dianneWhen I’d walk in and she was playing without her Boyfriends (band) Di Anne would lazily lift one hand from the keyboard, crook her finger and wink at me — even as she sang. When I’d sit beside her on the bench, she’d begin some dramatic piano flourishes (so she could stop singing), kiss me on the cheek (usually on the cheek, but she’d always leave a lipstick print), and practically beg me, “Tell me everything!!!!” She could carry on a full conversation and continue hammering out miracles on the piano. She always, always asked about my family, my mom and dad, and Samuel.

We’d have the longest conversations about music (especially Memphis music), the world, her triumphs and struggles, and mine. She begged me to write a book; she told me that she thought I could tell the stories of Memphis music and the “old” musicians (of which she was the very youngest, even though I’d never ever say she was “old). She said I could tell those stories like no one else — maybe because I was a young, white, country boy who’d fallen in love with the stories with fresh eyes.

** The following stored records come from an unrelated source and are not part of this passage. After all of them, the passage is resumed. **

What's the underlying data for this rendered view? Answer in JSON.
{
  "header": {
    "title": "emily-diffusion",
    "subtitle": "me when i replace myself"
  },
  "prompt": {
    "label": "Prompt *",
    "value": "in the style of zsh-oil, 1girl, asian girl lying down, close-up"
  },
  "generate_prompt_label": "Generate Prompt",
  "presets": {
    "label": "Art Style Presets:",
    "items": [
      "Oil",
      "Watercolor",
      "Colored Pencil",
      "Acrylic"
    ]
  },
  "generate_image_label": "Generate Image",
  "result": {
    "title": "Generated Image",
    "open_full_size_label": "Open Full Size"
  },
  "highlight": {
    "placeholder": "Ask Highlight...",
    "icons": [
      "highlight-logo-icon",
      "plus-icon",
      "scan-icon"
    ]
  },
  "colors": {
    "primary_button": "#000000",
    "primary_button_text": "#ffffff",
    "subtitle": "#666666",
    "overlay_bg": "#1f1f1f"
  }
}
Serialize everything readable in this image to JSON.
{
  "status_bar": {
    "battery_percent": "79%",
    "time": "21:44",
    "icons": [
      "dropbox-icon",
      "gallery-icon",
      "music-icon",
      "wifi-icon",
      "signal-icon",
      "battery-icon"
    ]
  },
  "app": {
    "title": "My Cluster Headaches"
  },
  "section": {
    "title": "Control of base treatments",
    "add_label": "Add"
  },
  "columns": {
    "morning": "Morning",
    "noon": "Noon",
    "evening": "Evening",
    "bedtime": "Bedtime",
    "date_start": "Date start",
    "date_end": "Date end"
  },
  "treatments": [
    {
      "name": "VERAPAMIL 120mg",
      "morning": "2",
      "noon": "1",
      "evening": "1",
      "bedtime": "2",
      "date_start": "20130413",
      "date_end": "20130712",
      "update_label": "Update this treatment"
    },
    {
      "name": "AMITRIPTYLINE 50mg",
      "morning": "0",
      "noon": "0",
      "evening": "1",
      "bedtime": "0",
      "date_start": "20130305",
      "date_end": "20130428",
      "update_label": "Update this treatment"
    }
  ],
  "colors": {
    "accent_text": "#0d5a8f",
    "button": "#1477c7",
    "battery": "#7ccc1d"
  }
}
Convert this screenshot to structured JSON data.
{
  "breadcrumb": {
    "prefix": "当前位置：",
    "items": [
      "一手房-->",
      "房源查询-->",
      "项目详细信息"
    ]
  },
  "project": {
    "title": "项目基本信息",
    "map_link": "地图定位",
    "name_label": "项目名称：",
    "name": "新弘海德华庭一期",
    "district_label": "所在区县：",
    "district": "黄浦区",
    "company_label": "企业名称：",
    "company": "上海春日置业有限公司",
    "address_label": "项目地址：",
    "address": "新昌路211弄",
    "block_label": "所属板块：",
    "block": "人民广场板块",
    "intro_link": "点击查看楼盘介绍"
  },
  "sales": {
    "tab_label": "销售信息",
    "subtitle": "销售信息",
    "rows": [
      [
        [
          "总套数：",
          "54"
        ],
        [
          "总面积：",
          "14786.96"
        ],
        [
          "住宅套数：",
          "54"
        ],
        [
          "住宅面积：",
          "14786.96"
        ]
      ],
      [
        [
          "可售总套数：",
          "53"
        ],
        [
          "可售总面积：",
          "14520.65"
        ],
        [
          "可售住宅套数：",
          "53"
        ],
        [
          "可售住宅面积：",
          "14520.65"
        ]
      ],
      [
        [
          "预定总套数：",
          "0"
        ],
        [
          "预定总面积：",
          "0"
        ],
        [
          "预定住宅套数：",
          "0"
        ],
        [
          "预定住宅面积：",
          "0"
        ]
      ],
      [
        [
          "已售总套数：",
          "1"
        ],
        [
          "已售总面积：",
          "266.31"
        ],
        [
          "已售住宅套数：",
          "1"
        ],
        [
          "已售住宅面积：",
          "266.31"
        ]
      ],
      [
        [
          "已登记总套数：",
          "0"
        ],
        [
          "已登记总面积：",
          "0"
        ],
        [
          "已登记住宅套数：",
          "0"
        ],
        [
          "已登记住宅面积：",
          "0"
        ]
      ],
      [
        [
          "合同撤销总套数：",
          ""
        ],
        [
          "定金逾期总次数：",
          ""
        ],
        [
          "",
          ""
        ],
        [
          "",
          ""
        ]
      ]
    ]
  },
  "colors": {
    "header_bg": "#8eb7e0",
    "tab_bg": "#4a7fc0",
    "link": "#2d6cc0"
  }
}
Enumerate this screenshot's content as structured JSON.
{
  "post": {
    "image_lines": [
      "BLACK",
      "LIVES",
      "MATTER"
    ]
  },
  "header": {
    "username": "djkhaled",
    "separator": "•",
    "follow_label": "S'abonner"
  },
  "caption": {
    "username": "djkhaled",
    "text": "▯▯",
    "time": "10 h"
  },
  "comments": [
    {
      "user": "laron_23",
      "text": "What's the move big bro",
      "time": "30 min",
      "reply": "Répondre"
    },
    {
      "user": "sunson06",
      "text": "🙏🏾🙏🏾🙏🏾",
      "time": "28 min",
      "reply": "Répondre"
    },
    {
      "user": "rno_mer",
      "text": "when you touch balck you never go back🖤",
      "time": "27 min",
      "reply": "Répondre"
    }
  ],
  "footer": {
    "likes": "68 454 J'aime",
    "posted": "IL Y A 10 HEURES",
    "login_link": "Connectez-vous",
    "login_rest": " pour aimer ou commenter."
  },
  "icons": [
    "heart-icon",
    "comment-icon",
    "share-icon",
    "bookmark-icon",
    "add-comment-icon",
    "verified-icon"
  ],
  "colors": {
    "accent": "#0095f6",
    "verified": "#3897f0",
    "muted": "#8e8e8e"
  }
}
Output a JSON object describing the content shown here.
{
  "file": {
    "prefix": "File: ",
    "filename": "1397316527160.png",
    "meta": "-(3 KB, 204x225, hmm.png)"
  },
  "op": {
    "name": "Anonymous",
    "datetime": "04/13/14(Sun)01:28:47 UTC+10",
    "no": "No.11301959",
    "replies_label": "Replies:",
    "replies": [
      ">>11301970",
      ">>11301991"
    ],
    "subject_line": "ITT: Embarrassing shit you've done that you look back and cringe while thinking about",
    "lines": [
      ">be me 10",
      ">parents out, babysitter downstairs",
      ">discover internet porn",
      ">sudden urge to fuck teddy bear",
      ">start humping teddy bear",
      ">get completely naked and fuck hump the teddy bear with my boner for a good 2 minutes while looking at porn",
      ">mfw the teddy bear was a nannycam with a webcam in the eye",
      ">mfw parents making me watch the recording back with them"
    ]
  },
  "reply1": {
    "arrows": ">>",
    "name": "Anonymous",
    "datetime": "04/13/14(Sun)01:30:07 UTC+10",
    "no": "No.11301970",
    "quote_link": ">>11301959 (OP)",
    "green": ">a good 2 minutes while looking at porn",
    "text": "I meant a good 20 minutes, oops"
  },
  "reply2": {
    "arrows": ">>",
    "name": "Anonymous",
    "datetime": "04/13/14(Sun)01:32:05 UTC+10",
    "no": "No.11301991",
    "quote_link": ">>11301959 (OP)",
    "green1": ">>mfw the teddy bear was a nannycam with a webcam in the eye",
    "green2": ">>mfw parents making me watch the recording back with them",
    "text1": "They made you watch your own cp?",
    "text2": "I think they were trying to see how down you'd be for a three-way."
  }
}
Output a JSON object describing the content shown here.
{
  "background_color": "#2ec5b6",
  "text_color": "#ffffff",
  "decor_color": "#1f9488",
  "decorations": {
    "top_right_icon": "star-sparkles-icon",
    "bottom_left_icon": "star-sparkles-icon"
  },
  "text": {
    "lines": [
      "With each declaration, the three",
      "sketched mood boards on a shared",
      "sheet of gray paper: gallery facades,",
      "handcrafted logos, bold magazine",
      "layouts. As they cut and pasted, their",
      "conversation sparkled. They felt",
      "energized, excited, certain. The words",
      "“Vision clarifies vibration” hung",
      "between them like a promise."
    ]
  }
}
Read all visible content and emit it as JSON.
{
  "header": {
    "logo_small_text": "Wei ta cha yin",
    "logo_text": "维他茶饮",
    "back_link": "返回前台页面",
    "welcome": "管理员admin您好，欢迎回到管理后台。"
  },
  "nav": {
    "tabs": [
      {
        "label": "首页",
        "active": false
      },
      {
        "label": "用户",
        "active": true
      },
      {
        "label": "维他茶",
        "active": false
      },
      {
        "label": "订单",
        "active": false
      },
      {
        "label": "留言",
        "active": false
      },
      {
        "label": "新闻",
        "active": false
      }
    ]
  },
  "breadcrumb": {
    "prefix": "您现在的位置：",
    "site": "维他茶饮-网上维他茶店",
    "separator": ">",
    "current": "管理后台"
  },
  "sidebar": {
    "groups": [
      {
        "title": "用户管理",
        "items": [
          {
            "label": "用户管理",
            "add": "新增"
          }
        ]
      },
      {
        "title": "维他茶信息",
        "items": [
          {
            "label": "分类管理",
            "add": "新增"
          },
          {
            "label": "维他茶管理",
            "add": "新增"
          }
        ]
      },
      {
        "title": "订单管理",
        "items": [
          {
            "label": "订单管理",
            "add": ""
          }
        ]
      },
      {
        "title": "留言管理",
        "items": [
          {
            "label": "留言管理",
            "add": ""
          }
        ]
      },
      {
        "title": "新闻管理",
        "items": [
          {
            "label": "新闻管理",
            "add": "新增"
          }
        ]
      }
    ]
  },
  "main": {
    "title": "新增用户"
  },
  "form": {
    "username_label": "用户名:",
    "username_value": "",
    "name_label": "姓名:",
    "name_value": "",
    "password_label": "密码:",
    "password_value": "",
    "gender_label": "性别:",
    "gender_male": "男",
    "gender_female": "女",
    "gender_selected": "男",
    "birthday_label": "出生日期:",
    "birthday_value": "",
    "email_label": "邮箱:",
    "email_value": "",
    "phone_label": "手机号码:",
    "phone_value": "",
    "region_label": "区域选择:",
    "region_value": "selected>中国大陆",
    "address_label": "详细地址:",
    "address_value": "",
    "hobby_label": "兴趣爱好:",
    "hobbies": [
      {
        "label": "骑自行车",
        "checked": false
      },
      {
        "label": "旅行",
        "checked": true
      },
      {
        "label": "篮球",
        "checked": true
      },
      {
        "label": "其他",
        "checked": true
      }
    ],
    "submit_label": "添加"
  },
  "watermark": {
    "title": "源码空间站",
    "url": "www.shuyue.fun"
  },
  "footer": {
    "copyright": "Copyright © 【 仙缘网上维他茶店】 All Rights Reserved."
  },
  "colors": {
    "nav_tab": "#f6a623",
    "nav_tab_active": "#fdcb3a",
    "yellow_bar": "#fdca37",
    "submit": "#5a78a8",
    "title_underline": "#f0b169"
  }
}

Di Anne often said if she were 20 years younger or I were 20 years older that “she’d make sure we’d cause a scandal”. After she’d finished playing at the Peabody, she’d sometimes call “Mama” to come pick us up; Mama would pull up in her red Suburban and off we’d go careening through downtown Memphis laughing all the way to some club I’d never have thought to go in by myself (and frankly where there weren’t many, if any other people that looked like me). She was at home anywhere, though, and she made sure I felt at home, too.

I don’t have any special claim on Di Anne; no doubt there are thousands of people who she made feel just as special, just as important. She had a claim on me, though. I learned from her, she drew me out, helped give me confidence and a willingness to “put it out there”.

I discovered today that almost all of her catalog has been uploaded to Youtube. I had all these songs, but I’m tickled to death that they’re easy to share now… I hope you get a chance to listen to some (or all) of her music.

Di Anne died in March of 2013, far too young. I loved her and I miss her. I’d like to hear her sing to me one more time. I’d like a chance to “Tell her everything!” one more time.